Problem description>
Pull every line holding the string "split" from the records below.

------ Available data ------

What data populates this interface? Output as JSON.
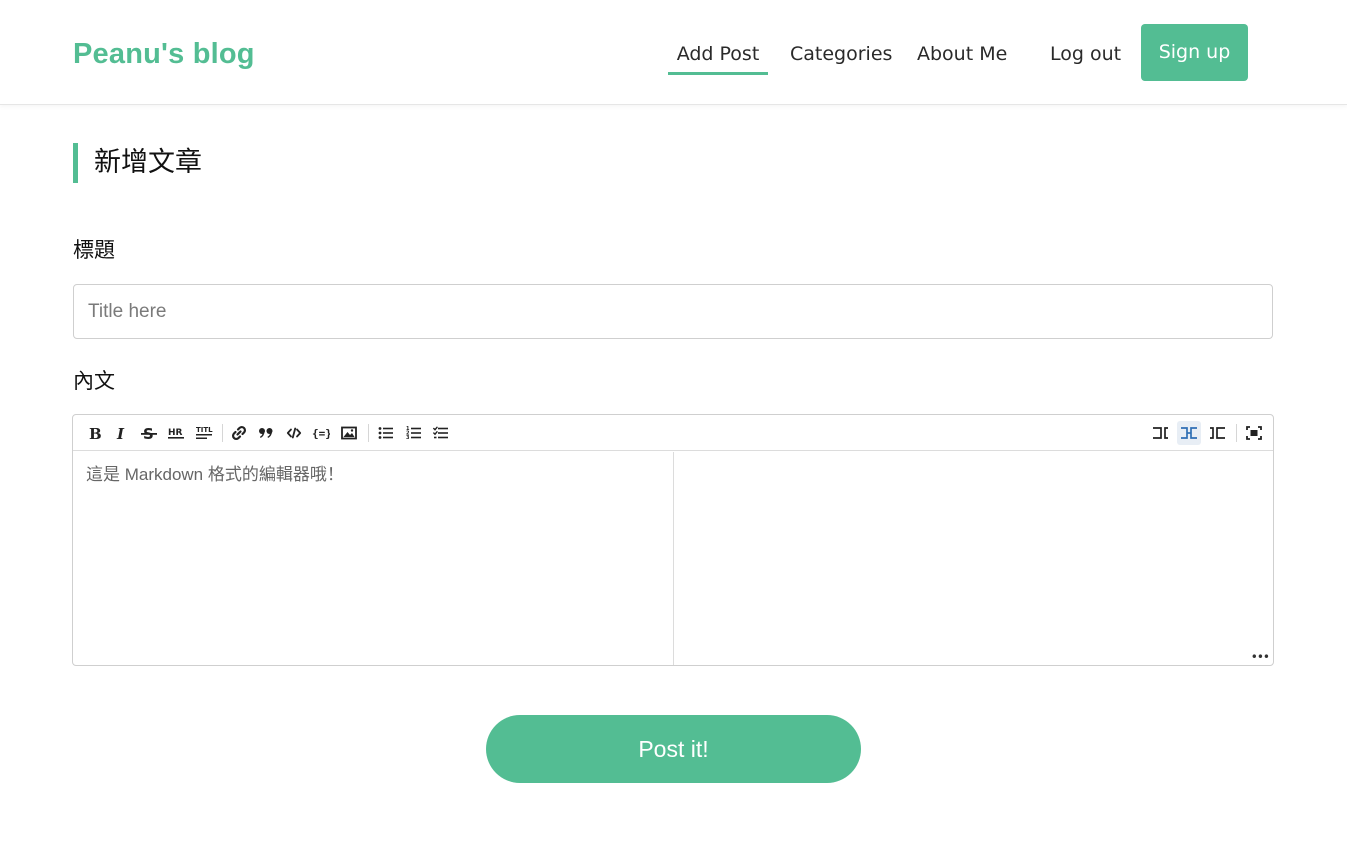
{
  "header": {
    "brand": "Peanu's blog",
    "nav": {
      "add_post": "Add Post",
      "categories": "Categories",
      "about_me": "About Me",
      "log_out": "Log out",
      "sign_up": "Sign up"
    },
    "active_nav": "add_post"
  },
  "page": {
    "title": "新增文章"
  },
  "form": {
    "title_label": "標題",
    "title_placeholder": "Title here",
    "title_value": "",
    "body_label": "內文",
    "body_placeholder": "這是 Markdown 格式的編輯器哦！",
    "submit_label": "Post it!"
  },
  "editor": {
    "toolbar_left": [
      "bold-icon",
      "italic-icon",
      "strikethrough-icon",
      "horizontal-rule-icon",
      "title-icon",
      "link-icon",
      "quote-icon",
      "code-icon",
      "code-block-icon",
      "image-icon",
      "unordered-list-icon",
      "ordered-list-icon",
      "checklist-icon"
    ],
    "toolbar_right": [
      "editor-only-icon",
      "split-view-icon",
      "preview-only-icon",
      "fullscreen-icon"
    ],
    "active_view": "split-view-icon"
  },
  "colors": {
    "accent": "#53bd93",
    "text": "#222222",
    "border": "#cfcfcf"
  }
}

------

Your response>
      "split-view-icon",
    "active_view": "split-view-icon"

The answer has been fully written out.